* INFORMATION PROVIDED:
[Start of Attachment]

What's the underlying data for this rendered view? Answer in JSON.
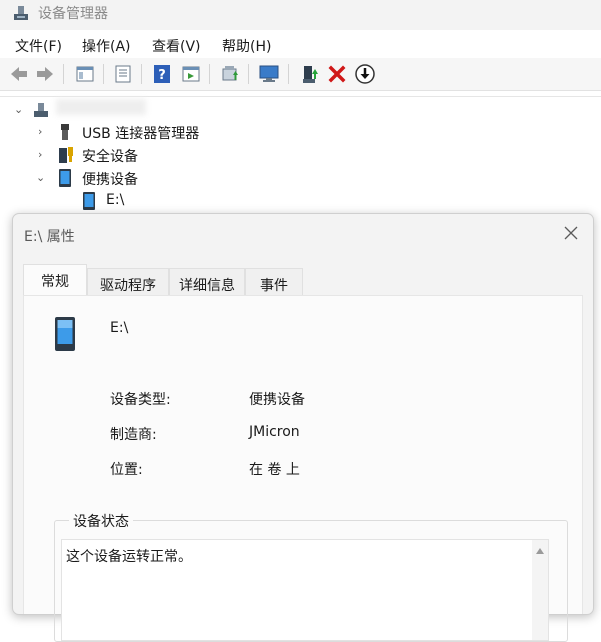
{
  "window": {
    "title": "设备管理器"
  },
  "menu": {
    "items": [
      "文件(F)",
      "操作(A)",
      "查看(V)",
      "帮助(H)"
    ]
  },
  "toolbar": {
    "icons": [
      "back-arrow-icon",
      "forward-arrow-icon",
      "view-icon",
      "properties-icon",
      "help-icon",
      "details-icon",
      "update-driver-icon",
      "monitor-scan-icon",
      "enable-device-icon",
      "uninstall-x-icon",
      "download-circle-icon"
    ]
  },
  "tree": {
    "root_label": "",
    "items": [
      {
        "label": "USB 连接器管理器",
        "state": "collapsed"
      },
      {
        "label": "安全设备",
        "state": "collapsed"
      },
      {
        "label": "便携设备",
        "state": "expanded"
      },
      {
        "label": "E:\\",
        "state": "child"
      }
    ]
  },
  "dialog": {
    "title": "E:\\ 属性",
    "tabs": [
      "常规",
      "驱动程序",
      "详细信息",
      "事件"
    ],
    "active_tab": "常规",
    "device_name": "E:\\",
    "properties": [
      {
        "label": "设备类型:",
        "value": "便携设备"
      },
      {
        "label": "制造商:",
        "value": "JMicron"
      },
      {
        "label": "位置:",
        "value": "在 卷 上"
      }
    ],
    "status": {
      "title": "设备状态",
      "text": "这个设备运转正常。"
    }
  }
}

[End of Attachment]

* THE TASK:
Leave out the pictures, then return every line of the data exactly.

* YOUR SOLUTION:
What's the underlying data for this rendered view? Answer in JSON.
{
  "window": {
    "title": "设备管理器"
  },
  "menu": {
    "items": [
      "文件(F)",
      "操作(A)",
      "查看(V)",
      "帮助(H)"
    ]
  },
  "toolbar": {
    "icons": [
      "back-arrow-icon",
      "forward-arrow-icon",
      "view-icon",
      "properties-icon",
      "help-icon",
      "details-icon",
      "update-driver-icon",
      "monitor-scan-icon",
      "enable-device-icon",
      "uninstall-x-icon",
      "download-circle-icon"
    ]
  },
  "tree": {
    "root_label": "",
    "items": [
      {
        "label": "USB 连接器管理器",
        "state": "collapsed"
      },
      {
        "label": "安全设备",
        "state": "collapsed"
      },
      {
        "label": "便携设备",
        "state": "expanded"
      },
      {
        "label": "E:\\",
        "state": "child"
      }
    ]
  },
  "dialog": {
    "title": "E:\\ 属性",
    "tabs": [
      "常规",
      "驱动程序",
      "详细信息",
      "事件"
    ],
    "active_tab": "常规",
    "device_name": "E:\\",
    "properties": [
      {
        "label": "设备类型:",
        "value": "便携设备"
      },
      {
        "label": "制造商:",
        "value": "JMicron"
      },
      {
        "label": "位置:",
        "value": "在 卷 上"
      }
    ],
    "status": {
      "title": "设备状态",
      "text": "这个设备运转正常。"
    }
  }
}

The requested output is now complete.